Stored items from a collection:
● ● ● ●

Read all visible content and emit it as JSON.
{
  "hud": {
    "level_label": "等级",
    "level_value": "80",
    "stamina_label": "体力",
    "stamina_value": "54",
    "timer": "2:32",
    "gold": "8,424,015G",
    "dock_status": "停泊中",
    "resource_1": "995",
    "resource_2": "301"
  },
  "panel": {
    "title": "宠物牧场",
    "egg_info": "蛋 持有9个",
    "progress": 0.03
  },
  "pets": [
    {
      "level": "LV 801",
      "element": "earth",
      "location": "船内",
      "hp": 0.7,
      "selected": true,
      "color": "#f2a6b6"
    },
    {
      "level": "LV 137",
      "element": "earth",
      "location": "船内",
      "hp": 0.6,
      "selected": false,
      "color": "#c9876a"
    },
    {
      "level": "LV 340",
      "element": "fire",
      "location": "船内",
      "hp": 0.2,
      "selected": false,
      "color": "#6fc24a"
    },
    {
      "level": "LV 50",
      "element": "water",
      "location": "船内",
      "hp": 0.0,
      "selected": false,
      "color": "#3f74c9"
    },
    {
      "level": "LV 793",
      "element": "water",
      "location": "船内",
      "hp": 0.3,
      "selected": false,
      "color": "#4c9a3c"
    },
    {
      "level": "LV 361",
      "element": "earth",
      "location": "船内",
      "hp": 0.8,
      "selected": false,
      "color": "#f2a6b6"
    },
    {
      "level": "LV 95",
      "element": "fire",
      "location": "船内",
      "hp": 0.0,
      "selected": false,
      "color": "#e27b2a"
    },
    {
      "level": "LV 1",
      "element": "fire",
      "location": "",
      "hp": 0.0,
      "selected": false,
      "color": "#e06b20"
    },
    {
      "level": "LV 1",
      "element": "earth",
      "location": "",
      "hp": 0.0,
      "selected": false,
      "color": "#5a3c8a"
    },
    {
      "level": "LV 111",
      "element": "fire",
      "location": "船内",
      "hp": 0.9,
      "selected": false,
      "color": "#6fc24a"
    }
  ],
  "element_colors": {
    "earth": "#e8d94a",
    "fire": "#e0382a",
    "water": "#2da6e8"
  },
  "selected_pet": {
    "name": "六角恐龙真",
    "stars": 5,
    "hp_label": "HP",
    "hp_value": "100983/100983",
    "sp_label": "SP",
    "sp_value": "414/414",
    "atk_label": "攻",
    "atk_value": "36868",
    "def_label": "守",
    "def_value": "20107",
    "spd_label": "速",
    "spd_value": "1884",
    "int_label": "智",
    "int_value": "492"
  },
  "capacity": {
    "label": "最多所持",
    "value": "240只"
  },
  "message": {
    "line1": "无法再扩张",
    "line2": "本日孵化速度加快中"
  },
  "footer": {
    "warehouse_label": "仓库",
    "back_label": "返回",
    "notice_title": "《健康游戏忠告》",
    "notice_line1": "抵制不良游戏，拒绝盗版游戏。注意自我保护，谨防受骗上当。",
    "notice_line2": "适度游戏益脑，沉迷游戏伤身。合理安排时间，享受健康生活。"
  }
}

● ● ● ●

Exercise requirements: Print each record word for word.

Written answer:
Read all visible content and emit it as JSON.
{
  "hud": {
    "level_label": "等级",
    "level_value": "80",
    "stamina_label": "体力",
    "stamina_value": "54",
    "timer": "2:32",
    "gold": "8,424,015G",
    "dock_status": "停泊中",
    "resource_1": "995",
    "resource_2": "301"
  },
  "panel": {
    "title": "宠物牧场",
    "egg_info": "蛋 持有9个",
    "progress": 0.03
  },
  "pets": [
    {
      "level": "LV 801",
      "element": "earth",
      "location": "船内",
      "hp": 0.7,
      "selected": true,
      "color": "#f2a6b6"
    },
    {
      "level": "LV 137",
      "element": "earth",
      "location": "船内",
      "hp": 0.6,
      "selected": false,
      "color": "#c9876a"
    },
    {
      "level": "LV 340",
      "element": "fire",
      "location": "船内",
      "hp": 0.2,
      "selected": false,
      "color": "#6fc24a"
    },
    {
      "level": "LV 50",
      "element": "water",
      "location": "船内",
      "hp": 0.0,
      "selected": false,
      "color": "#3f74c9"
    },
    {
      "level": "LV 793",
      "element": "water",
      "location": "船内",
      "hp": 0.3,
      "selected": false,
      "color": "#4c9a3c"
    },
    {
      "level": "LV 361",
      "element": "earth",
      "location": "船内",
      "hp": 0.8,
      "selected": false,
      "color": "#f2a6b6"
    },
    {
      "level": "LV 95",
      "element": "fire",
      "location": "船内",
      "hp": 0.0,
      "selected": false,
      "color": "#e27b2a"
    },
    {
      "level": "LV 1",
      "element": "fire",
      "location": "",
      "hp": 0.0,
      "selected": false,
      "color": "#e06b20"
    },
    {
      "level": "LV 1",
      "element": "earth",
      "location": "",
      "hp": 0.0,
      "selected": false,
      "color": "#5a3c8a"
    },
    {
      "level": "LV 111",
      "element": "fire",
      "location": "船内",
      "hp": 0.9,
      "selected": false,
      "color": "#6fc24a"
    }
  ],
  "element_colors": {
    "earth": "#e8d94a",
    "fire": "#e0382a",
    "water": "#2da6e8"
  },
  "selected_pet": {
    "name": "六角恐龙真",
    "stars": 5,
    "hp_label": "HP",
    "hp_value": "100983/100983",
    "sp_label": "SP",
    "sp_value": "414/414",
    "atk_label": "攻",
    "atk_value": "36868",
    "def_label": "守",
    "def_value": "20107",
    "spd_label": "速",
    "spd_value": "1884",
    "int_label": "智",
    "int_value": "492"
  },
  "capacity": {
    "label": "最多所持",
    "value": "240只"
  },
  "message": {
    "line1": "无法再扩张",
    "line2": "本日孵化速度加快中"
  },
  "footer": {
    "warehouse_label": "仓库",
    "back_label": "返回",
    "notice_title": "《健康游戏忠告》",
    "notice_line1": "抵制不良游戏，拒绝盗版游戏。注意自我保护，谨防受骗上当。",
    "notice_line2": "适度游戏益脑，沉迷游戏伤身。合理安排时间，享受健康生活。"
  }
}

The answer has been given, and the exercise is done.